TASK GOAL.
Which lines of the records below contain the word "PowerShell"? Report each of them in full.

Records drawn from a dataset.
Segment Open

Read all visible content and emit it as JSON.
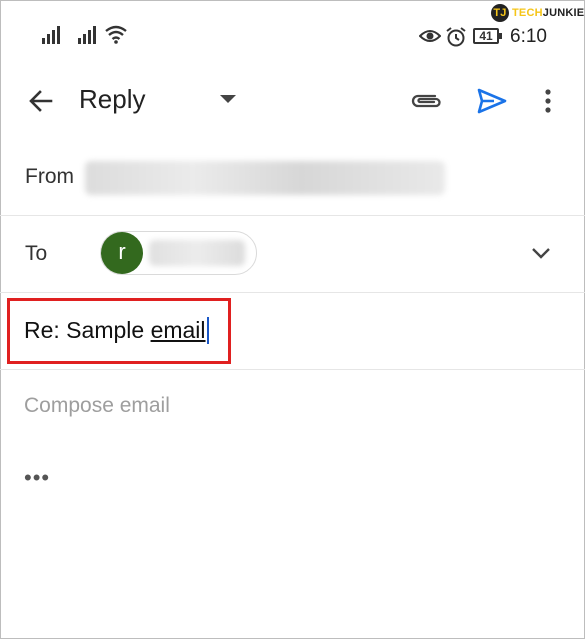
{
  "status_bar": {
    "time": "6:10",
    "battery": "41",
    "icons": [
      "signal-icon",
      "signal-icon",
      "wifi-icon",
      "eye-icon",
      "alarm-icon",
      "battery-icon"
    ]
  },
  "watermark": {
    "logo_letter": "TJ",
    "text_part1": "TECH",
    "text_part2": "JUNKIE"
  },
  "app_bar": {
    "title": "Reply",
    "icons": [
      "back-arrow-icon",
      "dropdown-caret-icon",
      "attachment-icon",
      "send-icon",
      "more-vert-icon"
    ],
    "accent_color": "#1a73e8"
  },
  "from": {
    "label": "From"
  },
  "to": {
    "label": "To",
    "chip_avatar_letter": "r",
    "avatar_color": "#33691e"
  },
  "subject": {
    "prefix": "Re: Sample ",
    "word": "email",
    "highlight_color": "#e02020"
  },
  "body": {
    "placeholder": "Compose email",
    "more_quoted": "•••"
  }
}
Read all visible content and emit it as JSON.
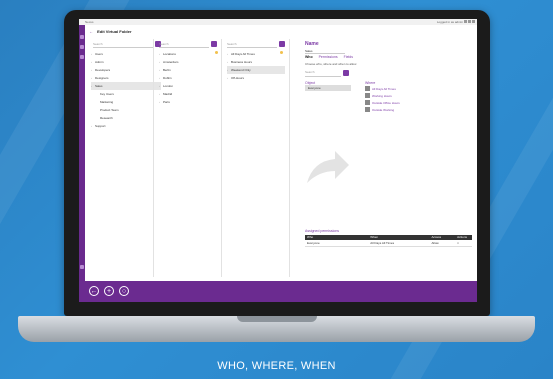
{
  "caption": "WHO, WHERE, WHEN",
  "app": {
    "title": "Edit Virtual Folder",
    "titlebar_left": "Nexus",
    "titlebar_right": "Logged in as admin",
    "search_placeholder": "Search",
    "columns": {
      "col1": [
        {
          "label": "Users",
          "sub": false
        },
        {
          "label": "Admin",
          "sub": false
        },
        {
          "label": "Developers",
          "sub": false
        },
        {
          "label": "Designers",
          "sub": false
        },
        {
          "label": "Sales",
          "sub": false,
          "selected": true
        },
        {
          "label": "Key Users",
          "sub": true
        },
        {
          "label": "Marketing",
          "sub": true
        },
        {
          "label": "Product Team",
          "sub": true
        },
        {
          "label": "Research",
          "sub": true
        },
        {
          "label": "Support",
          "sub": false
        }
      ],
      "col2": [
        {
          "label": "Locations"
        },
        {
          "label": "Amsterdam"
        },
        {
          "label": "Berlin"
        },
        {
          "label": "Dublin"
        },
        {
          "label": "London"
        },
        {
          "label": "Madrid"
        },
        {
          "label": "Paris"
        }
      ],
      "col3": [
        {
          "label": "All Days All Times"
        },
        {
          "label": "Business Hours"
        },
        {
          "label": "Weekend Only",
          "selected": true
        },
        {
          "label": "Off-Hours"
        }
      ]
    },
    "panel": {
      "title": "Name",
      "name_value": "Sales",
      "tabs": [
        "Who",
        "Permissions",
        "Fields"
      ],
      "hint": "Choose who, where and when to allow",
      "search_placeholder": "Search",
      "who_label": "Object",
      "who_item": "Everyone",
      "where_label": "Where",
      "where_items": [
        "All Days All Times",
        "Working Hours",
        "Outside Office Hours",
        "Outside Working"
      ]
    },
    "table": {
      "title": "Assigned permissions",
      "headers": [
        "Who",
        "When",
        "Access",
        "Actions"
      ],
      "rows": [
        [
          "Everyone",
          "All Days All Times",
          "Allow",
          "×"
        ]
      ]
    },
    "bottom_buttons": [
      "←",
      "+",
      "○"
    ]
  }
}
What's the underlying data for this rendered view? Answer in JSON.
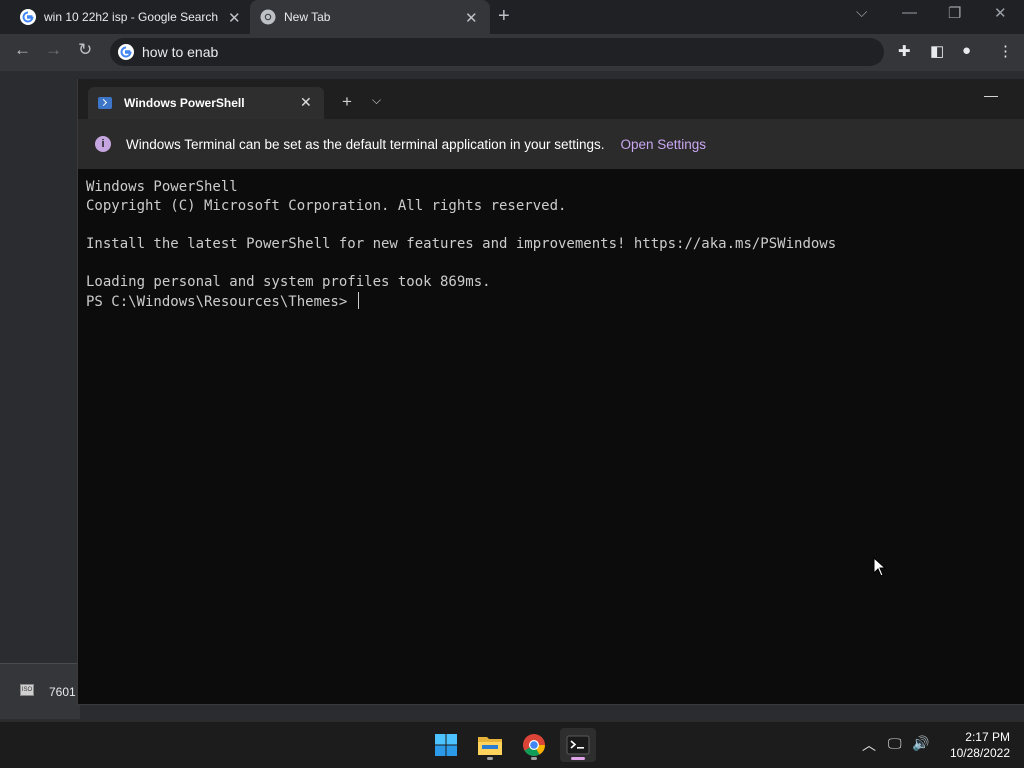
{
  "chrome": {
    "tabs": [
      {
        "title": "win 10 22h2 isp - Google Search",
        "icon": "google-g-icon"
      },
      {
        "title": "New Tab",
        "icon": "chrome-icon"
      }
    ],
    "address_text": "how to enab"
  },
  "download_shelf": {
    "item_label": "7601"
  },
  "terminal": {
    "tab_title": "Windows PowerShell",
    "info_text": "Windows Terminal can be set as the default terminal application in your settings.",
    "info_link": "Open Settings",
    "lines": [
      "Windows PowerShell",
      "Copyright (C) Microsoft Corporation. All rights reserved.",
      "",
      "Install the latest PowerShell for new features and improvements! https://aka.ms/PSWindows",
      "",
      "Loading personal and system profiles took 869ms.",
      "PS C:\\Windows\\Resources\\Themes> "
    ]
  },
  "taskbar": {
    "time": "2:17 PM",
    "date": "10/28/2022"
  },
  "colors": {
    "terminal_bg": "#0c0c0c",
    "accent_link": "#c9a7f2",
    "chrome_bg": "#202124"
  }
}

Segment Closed

ANSWER SECTION.
    "tab_title": "Windows PowerShell",
      "Windows PowerShell",
      "Install the latest PowerShell for new features and improvements! https://aka.ms/PSWindows",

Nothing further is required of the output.